    4.OA.A.2 - Multiply or divide to solve word problems involving multiplicative comparison, e.g., by using drawings and equations with a symbol for the unknown number to represent the problem, distinguishing multiplicative comparison from additive comparison.

    4.OA.B.4 - Find all factor pairs for a whole number in the range 1-100. Recognize that a whole number is a multiple of each of its factors. Determine whether a given whole number in the range 1-100 is a multiple of a given one-digit number. Determine whether a given whole number in the range 1-100 is prime or composite.

    4.OA.C.5 - Generate a number or shape pattern that follows a given rule. Identify apparent features of the pattern that were not explicit in the rule itself. For example, given the rule "Add 3" and the starting number 1, generate terms in the resulting sequence and observe that the terms appear to alternate between odd and even numbers. Explain informally why the numbers will continue to alternate in this way.

    4.NBT.B.5 - Multiply a whole number of up to four digits by a one-digit whole number, and multiply two two-digit numbers, using strategies based on place value and the properties of operations. Illustrate and explain the calculation by using equations, rectangular arrays, and/or area models.

    4.NBT.B.6 - Find whole-number quotients and remainders with up to four-digit dividends and one-digit divisors, using strategies based on place value, the properties of operations, and/or the relationship between multiplication and division. Illustrate and explain the calculation by using equations, rectangular arrays, and/or area models.

     

     

     

    Comments (-1)
  • Image result for homework

    Fourth Grade Homework, What to expect?


    Homework is a crucial part of your child's active learning process and essential to their academic progress.
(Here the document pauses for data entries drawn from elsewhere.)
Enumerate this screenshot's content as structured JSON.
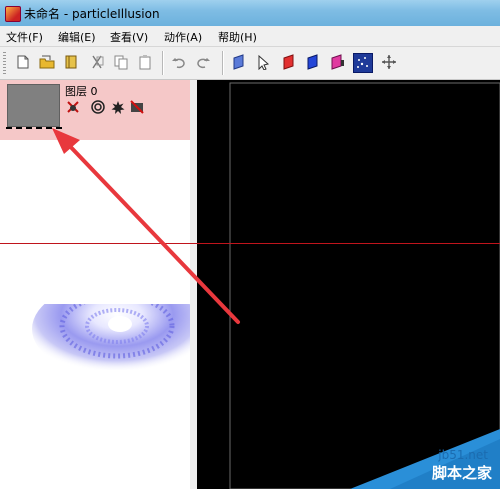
{
  "window": {
    "title": "未命名 - particleIllusion"
  },
  "menu": [
    "文件(F)",
    "编辑(E)",
    "查看(V)",
    "动作(A)",
    "帮助(H)"
  ],
  "toolbar": {
    "icons": [
      "new-file-icon",
      "open-folder-icon",
      "library-icon",
      "cut-icon",
      "copy-icon",
      "paste-icon",
      "undo-icon",
      "redo-icon",
      "layer-icon",
      "select-arrow-icon",
      "red-emitter-icon",
      "blue-deflector-icon",
      "pink-blocker-icon",
      "particle-emitter-icon",
      "move-icon"
    ],
    "selected": "particle-emitter-icon"
  },
  "layer": {
    "name": "图层",
    "index": "0",
    "icons": [
      "hide-x-icon",
      "target-icon",
      "burst-icon",
      "crossed-box-icon"
    ]
  },
  "colors": {
    "layer_bg": "#f5c8c8",
    "canvas": "#000000",
    "guide_line": "#c0141c",
    "arrow": "#e8383d",
    "selected_tool": "#1f3a99"
  },
  "watermark": {
    "url": "jb51.net",
    "name": "脚本之家"
  }
}
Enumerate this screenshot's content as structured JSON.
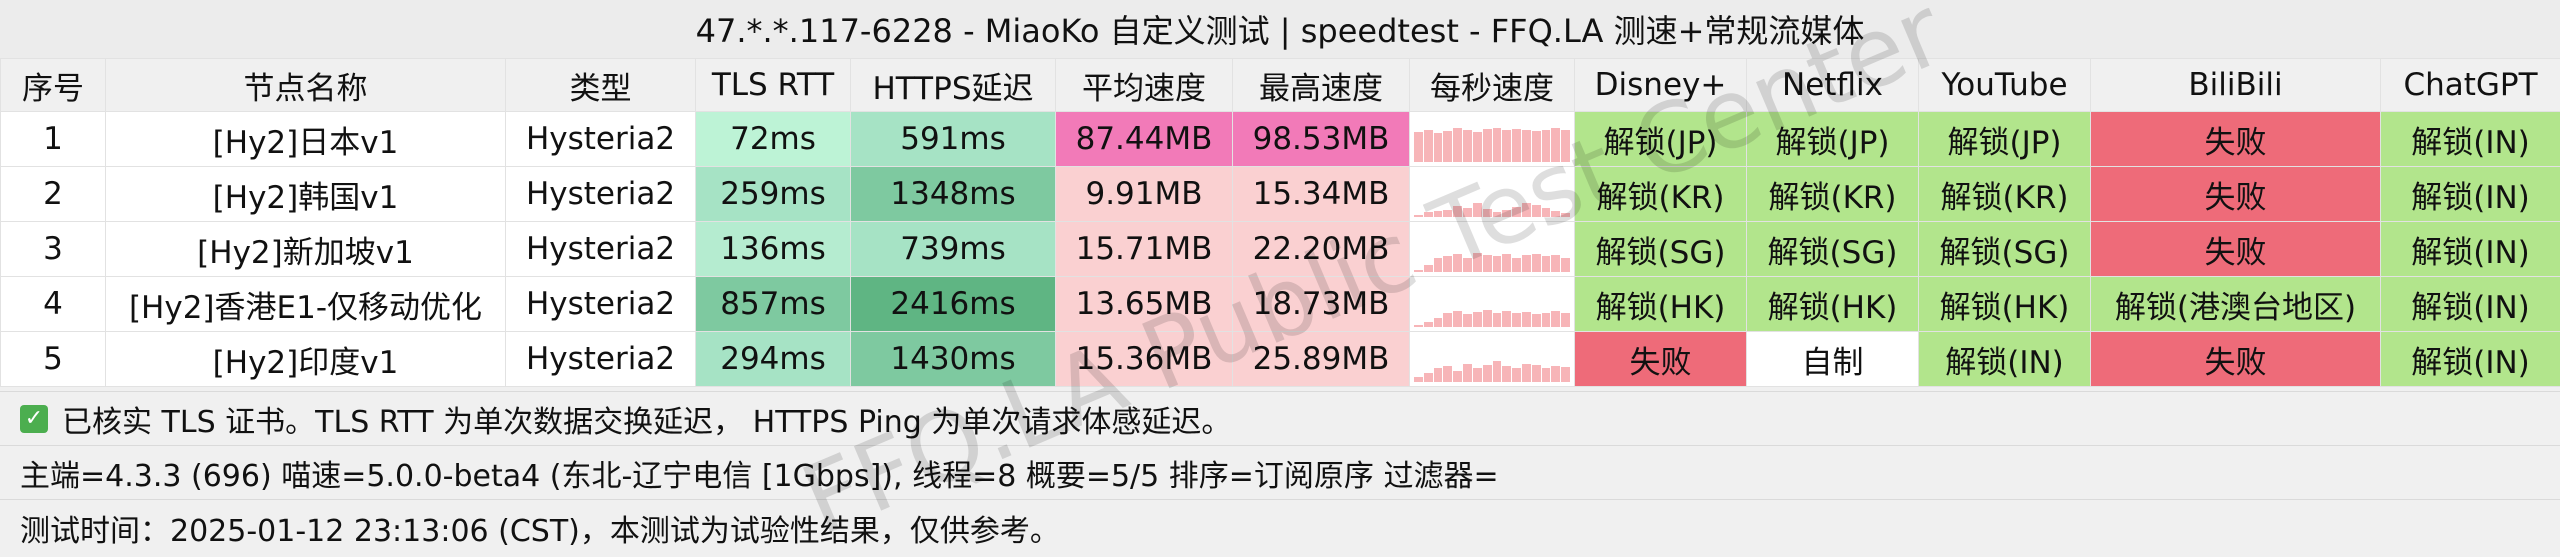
{
  "title": "47.*.*.117-6228 - MiaoKo 自定义测试 | speedtest - FFQ.LA 测速+常规流媒体",
  "watermark": "FFQ.LA Public Test Center",
  "columns": [
    "序号",
    "节点名称",
    "类型",
    "TLS RTT",
    "HTTPS延迟",
    "平均速度",
    "最高速度",
    "每秒速度",
    "Disney+",
    "Netflix",
    "YouTube",
    "BiliBili",
    "ChatGPT"
  ],
  "colors": {
    "unlock": "#b2e58c",
    "fail": "#ee6b79",
    "self": "#ffffff",
    "spark": "#f7b5b8"
  },
  "rows": [
    {
      "idx": "1",
      "name": "[Hy2]日本v1",
      "type": "Hysteria2",
      "tls_rtt": "72ms",
      "tls_bg": "#bdf3d6",
      "https": "591ms",
      "https_bg": "#a6e3c5",
      "avg": "87.44MB",
      "avg_bg": "#f27ab8",
      "max": "98.53MB",
      "max_bg": "#f27ab8",
      "spark": [
        0.65,
        0.7,
        0.62,
        0.68,
        0.75,
        0.7,
        0.66,
        0.72,
        0.74,
        0.69,
        0.71,
        0.7,
        0.68,
        0.7,
        0.73,
        0.7
      ],
      "disney": "解锁(JP)",
      "disney_s": "unlock",
      "netflix": "解锁(JP)",
      "netflix_s": "unlock",
      "youtube": "解锁(JP)",
      "youtube_s": "unlock",
      "bili": "失败",
      "bili_s": "fail",
      "chatgpt": "解锁(IN)",
      "chatgpt_s": "unlock"
    },
    {
      "idx": "2",
      "name": "[Hy2]韩国v1",
      "type": "Hysteria2",
      "tls_rtt": "259ms",
      "tls_bg": "#a6e3c5",
      "https": "1348ms",
      "https_bg": "#7ec9a0",
      "avg": "9.91MB",
      "avg_bg": "#fad0d1",
      "max": "15.34MB",
      "max_bg": "#fad0d1",
      "spark": [
        0.05,
        0.1,
        0.12,
        0.15,
        0.25,
        0.2,
        0.3,
        0.18,
        0.1,
        0.15,
        0.22,
        0.3,
        0.26,
        0.2,
        0.12,
        0.08
      ],
      "disney": "解锁(KR)",
      "disney_s": "unlock",
      "netflix": "解锁(KR)",
      "netflix_s": "unlock",
      "youtube": "解锁(KR)",
      "youtube_s": "unlock",
      "bili": "失败",
      "bili_s": "fail",
      "chatgpt": "解锁(IN)",
      "chatgpt_s": "unlock"
    },
    {
      "idx": "3",
      "name": "[Hy2]新加坡v1",
      "type": "Hysteria2",
      "tls_rtt": "136ms",
      "tls_bg": "#b5ecd0",
      "https": "739ms",
      "https_bg": "#a6e3c5",
      "avg": "15.71MB",
      "avg_bg": "#fad0d1",
      "max": "22.20MB",
      "max_bg": "#fad0d1",
      "spark": [
        0.05,
        0.15,
        0.3,
        0.35,
        0.4,
        0.3,
        0.42,
        0.38,
        0.35,
        0.4,
        0.3,
        0.36,
        0.4,
        0.34,
        0.38,
        0.3
      ],
      "disney": "解锁(SG)",
      "disney_s": "unlock",
      "netflix": "解锁(SG)",
      "netflix_s": "unlock",
      "youtube": "解锁(SG)",
      "youtube_s": "unlock",
      "bili": "失败",
      "bili_s": "fail",
      "chatgpt": "解锁(IN)",
      "chatgpt_s": "unlock"
    },
    {
      "idx": "4",
      "name": "[Hy2]香港E1-仅移动优化",
      "type": "Hysteria2",
      "tls_rtt": "857ms",
      "tls_bg": "#7ec9a0",
      "https": "2416ms",
      "https_bg": "#5fb583",
      "avg": "13.65MB",
      "avg_bg": "#fad0d1",
      "max": "18.73MB",
      "max_bg": "#fad0d1",
      "spark": [
        0.05,
        0.1,
        0.2,
        0.3,
        0.35,
        0.28,
        0.32,
        0.36,
        0.3,
        0.34,
        0.3,
        0.32,
        0.28,
        0.3,
        0.34,
        0.3
      ],
      "disney": "解锁(HK)",
      "disney_s": "unlock",
      "netflix": "解锁(HK)",
      "netflix_s": "unlock",
      "youtube": "解锁(HK)",
      "youtube_s": "unlock",
      "bili": "解锁(港澳台地区)",
      "bili_s": "unlock",
      "chatgpt": "解锁(IN)",
      "chatgpt_s": "unlock"
    },
    {
      "idx": "5",
      "name": "[Hy2]印度v1",
      "type": "Hysteria2",
      "tls_rtt": "294ms",
      "tls_bg": "#a6e3c5",
      "https": "1430ms",
      "https_bg": "#7ec9a0",
      "avg": "15.36MB",
      "avg_bg": "#fad0d1",
      "max": "25.89MB",
      "max_bg": "#fad0d1",
      "spark": [
        0.1,
        0.2,
        0.3,
        0.35,
        0.25,
        0.4,
        0.3,
        0.38,
        0.45,
        0.35,
        0.3,
        0.4,
        0.36,
        0.3,
        0.34,
        0.32
      ],
      "disney": "失败",
      "disney_s": "fail",
      "netflix": "自制",
      "netflix_s": "self",
      "youtube": "解锁(IN)",
      "youtube_s": "unlock",
      "bili": "失败",
      "bili_s": "fail",
      "chatgpt": "解锁(IN)",
      "chatgpt_s": "unlock"
    }
  ],
  "footer": {
    "tls_note": "已核实 TLS 证书。TLS RTT 为单次数据交换延迟，  HTTPS Ping 为单次请求体感延迟。",
    "version_line": "主端=4.3.3 (696) 喵速=5.0.0-beta4 (东北-辽宁电信 [1Gbps]), 线程=8 概要=5/5 排序=订阅原序 过滤器=",
    "time_line": "测试时间：2025-01-12 23:13:06 (CST)，本测试为试验性结果，仅供参考。"
  }
}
Please make sure that all homework is completed daily. 

    • Please encourage students to read independently each night.
    • Reflex Math - 2 to 3 times per week. Get the green light!
    Comments (-1)